Bottom depth is one of the most important parameters for a realistic ocean model. Bottom depth is derived from acoustic soundings from a ship. Naturally, all ocean basins are not covered equally well. Regions near coasts of well-developed countries such as the U.S. and regions well-traversed by ships are covered reasonably well, while vast areas of the southern hemisphere are not explored very well. Very high resolution (approaching 1 km) bottom topography is generally not available in the public domain. The best resolution public domain topography thus far is the gridded ETOP05 data base at the National Center for Atmospheric Research (NCAR), which contains 5 min (roughly 9 km) resolution of Earth's topography (including land). This data base is generally adequate for deeper parts of the ocean, but is less reliable over continental shelves (<200 m deep). Nevertheless, for most ocean models it suffices. Provided is a program to derive topography for any region delineated by the latitude--longitude limits and at any desired grid resolution. The program averages the depths available from the data base in each model grid. Another topographic data set is the DBDB-5 (Digital Bathymetry Data Base at 5 min intervals), developed by the U.S. Naval Oceanographic Office in about 1982. Below are figures illustrating some topographically interesting oceanic areas from around the world.
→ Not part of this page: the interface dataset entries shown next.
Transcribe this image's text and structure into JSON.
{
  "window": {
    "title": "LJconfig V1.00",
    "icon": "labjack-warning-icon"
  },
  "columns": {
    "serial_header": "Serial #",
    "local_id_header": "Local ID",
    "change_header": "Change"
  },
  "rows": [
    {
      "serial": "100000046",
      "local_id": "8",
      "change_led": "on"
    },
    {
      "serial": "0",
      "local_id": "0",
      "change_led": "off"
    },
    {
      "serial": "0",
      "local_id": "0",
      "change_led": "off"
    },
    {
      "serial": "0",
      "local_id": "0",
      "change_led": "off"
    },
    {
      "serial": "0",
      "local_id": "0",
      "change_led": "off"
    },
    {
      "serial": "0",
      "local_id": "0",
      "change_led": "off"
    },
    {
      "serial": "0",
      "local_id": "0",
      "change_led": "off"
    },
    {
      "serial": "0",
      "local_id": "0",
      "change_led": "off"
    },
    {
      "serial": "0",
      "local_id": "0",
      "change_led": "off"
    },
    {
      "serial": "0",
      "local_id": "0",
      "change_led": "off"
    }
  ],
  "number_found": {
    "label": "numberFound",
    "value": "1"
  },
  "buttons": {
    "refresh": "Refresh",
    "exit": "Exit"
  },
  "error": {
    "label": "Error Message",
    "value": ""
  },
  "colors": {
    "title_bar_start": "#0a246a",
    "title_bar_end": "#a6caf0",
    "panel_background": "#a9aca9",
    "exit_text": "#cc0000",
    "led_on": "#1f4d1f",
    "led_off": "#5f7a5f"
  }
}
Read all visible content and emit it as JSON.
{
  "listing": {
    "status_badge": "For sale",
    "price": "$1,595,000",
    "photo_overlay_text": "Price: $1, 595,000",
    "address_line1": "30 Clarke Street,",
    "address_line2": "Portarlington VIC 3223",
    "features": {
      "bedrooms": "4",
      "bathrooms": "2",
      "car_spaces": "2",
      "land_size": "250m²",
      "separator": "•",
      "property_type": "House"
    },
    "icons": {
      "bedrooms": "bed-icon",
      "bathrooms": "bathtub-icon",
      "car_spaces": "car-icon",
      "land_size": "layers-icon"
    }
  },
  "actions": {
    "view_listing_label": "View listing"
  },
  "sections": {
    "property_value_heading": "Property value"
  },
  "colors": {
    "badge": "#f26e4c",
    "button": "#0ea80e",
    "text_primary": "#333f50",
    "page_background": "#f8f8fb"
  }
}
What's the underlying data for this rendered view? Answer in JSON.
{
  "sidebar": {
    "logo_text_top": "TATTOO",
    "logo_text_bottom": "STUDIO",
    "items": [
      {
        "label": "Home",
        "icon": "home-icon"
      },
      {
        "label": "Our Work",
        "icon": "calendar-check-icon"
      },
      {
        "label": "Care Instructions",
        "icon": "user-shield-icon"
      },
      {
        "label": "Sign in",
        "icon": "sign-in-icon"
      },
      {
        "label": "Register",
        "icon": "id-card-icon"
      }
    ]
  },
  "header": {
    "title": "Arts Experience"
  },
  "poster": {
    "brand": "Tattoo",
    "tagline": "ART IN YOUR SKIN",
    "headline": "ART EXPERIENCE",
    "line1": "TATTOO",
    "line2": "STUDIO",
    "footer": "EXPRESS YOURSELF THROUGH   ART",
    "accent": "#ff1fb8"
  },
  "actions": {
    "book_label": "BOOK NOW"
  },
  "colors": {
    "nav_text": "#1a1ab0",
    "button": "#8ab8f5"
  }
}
These figures were created using data sets like the ones mentioned above.

Figure 6: Ocean Depth Surrounding the Aleutian Islands.

Figure 7: Ocean Depth Surrounding the Hawaiian Islands.

Figure 8: Ocean Depth Surrounding the Mariana Islands.

Figure 9: Sea of Japan Topography.

Basin geometry, another important factor in ocean modeling, is derived from the topographic data sets, which usually have default values of, for example, for the land points.

(See exercises 7 and 7.)